▶ Work instructions
Below are some records. How many of their lines contain the string "apps"? Give the number only.

▶ Exercise data
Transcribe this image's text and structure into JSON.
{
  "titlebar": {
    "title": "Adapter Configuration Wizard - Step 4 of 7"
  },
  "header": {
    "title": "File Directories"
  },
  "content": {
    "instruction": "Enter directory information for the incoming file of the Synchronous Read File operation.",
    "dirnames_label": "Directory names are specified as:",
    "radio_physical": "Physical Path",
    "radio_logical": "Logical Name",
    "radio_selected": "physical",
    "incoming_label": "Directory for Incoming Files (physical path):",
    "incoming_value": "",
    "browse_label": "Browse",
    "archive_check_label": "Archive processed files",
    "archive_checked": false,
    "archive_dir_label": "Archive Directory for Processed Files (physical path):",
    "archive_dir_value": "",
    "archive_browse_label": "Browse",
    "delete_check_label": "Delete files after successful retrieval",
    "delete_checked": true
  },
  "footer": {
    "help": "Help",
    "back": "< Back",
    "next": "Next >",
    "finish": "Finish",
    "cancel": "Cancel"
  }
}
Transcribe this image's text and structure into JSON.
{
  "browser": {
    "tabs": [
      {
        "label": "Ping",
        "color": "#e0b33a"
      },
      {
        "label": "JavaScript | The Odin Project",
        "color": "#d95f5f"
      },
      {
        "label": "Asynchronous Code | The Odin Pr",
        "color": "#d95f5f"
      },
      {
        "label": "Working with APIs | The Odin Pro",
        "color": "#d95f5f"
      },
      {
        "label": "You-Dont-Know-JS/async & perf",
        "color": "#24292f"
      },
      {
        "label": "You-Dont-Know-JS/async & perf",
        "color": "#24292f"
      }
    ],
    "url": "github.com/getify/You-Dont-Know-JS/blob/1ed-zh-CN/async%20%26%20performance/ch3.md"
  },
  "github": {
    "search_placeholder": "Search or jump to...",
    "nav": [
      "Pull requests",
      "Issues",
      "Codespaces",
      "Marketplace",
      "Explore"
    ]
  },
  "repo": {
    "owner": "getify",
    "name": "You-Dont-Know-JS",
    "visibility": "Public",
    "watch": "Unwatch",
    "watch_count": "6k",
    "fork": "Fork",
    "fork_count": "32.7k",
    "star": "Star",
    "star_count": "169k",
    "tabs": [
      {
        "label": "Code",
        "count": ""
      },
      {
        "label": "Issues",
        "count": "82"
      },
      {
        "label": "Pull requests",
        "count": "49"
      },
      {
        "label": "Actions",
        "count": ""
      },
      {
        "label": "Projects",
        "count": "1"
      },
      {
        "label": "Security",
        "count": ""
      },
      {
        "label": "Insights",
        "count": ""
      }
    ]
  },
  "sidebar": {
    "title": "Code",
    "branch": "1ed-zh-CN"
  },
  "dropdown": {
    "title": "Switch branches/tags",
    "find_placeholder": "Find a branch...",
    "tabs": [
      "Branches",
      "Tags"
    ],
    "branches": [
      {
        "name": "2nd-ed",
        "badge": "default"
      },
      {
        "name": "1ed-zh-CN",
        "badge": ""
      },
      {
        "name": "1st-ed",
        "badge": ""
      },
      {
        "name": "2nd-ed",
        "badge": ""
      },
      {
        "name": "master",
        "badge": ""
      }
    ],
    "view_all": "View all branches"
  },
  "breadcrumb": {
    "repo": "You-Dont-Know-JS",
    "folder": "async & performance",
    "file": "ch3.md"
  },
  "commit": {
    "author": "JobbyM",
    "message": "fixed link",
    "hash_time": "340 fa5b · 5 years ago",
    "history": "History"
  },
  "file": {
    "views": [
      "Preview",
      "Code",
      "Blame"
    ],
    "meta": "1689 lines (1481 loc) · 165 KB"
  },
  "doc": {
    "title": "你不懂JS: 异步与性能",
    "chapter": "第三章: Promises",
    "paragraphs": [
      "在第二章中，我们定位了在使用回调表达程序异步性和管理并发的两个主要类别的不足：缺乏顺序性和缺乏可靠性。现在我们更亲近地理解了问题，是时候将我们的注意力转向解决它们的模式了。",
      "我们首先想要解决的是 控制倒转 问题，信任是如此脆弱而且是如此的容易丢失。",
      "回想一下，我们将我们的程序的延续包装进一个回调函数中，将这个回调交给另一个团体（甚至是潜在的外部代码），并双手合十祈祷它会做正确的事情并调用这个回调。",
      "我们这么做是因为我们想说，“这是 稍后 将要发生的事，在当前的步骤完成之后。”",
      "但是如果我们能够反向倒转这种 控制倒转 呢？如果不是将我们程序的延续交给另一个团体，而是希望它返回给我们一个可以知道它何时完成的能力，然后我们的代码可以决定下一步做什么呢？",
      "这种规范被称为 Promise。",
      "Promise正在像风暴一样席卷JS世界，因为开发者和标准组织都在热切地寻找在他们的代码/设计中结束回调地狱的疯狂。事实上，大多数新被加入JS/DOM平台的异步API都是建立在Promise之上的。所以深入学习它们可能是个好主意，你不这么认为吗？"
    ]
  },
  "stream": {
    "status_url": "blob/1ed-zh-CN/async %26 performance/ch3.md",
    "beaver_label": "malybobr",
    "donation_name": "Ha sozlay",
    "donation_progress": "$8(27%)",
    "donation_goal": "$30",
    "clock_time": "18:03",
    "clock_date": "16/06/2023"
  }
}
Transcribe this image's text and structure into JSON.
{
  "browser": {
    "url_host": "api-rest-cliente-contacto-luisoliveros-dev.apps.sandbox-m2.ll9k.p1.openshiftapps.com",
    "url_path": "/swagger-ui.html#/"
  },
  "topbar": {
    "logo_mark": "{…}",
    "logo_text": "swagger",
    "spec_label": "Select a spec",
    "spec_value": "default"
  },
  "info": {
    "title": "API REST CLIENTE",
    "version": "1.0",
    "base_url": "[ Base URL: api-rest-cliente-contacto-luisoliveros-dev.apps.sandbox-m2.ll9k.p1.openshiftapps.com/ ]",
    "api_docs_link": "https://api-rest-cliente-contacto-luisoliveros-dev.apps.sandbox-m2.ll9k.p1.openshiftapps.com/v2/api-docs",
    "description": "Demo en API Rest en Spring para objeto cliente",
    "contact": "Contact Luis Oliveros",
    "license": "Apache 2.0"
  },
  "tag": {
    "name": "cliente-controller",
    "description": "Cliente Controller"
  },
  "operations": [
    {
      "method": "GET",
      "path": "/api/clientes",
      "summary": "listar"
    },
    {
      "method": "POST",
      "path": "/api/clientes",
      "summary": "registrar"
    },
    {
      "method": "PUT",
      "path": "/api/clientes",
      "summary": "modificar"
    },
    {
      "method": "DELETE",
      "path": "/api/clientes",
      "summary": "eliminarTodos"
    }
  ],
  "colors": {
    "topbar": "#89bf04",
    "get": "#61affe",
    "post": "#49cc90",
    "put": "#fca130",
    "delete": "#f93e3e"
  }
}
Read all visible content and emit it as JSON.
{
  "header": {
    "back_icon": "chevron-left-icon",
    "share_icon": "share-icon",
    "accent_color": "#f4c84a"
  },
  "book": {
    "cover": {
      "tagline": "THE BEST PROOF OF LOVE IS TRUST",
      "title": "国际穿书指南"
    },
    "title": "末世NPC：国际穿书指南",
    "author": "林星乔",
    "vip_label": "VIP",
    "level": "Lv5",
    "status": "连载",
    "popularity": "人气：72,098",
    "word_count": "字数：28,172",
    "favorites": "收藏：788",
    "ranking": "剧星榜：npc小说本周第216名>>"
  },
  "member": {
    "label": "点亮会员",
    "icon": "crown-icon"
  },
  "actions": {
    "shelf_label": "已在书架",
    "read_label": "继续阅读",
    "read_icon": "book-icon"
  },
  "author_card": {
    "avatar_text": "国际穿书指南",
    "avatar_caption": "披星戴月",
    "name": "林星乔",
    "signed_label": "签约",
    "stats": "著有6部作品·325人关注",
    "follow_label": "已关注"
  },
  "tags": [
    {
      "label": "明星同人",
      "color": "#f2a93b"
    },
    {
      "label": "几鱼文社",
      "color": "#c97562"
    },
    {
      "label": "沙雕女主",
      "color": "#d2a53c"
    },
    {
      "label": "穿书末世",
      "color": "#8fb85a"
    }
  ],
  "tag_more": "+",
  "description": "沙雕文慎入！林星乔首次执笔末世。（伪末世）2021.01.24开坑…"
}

▶ Answer to the problem
3